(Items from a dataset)
_ _ _ _ _ _ _

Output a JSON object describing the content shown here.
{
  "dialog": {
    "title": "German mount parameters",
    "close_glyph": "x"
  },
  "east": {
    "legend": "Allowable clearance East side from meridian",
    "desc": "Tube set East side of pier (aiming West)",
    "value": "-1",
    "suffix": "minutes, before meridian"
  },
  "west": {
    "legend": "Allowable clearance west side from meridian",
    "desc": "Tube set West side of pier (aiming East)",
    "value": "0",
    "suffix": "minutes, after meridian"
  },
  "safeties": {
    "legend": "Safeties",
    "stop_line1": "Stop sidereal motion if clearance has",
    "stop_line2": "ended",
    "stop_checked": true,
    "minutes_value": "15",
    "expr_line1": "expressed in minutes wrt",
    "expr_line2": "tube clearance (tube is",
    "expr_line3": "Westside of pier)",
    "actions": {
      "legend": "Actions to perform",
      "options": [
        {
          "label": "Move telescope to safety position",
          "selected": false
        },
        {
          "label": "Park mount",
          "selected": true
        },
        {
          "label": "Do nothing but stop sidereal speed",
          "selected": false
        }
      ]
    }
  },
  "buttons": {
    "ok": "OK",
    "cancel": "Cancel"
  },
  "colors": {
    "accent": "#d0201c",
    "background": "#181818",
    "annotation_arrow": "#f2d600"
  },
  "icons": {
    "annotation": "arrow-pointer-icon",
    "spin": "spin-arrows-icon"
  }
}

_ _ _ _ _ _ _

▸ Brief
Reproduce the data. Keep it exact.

▸ Output of the task
Output a JSON object describing the content shown here.
{
  "dialog": {
    "title": "German mount parameters",
    "close_glyph": "x"
  },
  "east": {
    "legend": "Allowable clearance East side from meridian",
    "desc": "Tube set East side of pier (aiming West)",
    "value": "-1",
    "suffix": "minutes, before meridian"
  },
  "west": {
    "legend": "Allowable clearance west side from meridian",
    "desc": "Tube set West side of pier (aiming East)",
    "value": "0",
    "suffix": "minutes, after meridian"
  },
  "safeties": {
    "legend": "Safeties",
    "stop_line1": "Stop sidereal motion if clearance has",
    "stop_line2": "ended",
    "stop_checked": true,
    "minutes_value": "15",
    "expr_line1": "expressed in minutes wrt",
    "expr_line2": "tube clearance (tube is",
    "expr_line3": "Westside of pier)",
    "actions": {
      "legend": "Actions to perform",
      "options": [
        {
          "label": "Move telescope to safety position",
          "selected": false
        },
        {
          "label": "Park mount",
          "selected": true
        },
        {
          "label": "Do nothing but stop sidereal speed",
          "selected": false
        }
      ]
    }
  },
  "buttons": {
    "ok": "OK",
    "cancel": "Cancel"
  },
  "colors": {
    "accent": "#d0201c",
    "background": "#181818",
    "annotation_arrow": "#f2d600"
  },
  "icons": {
    "annotation": "arrow-pointer-icon",
    "spin": "spin-arrows-icon"
  }
}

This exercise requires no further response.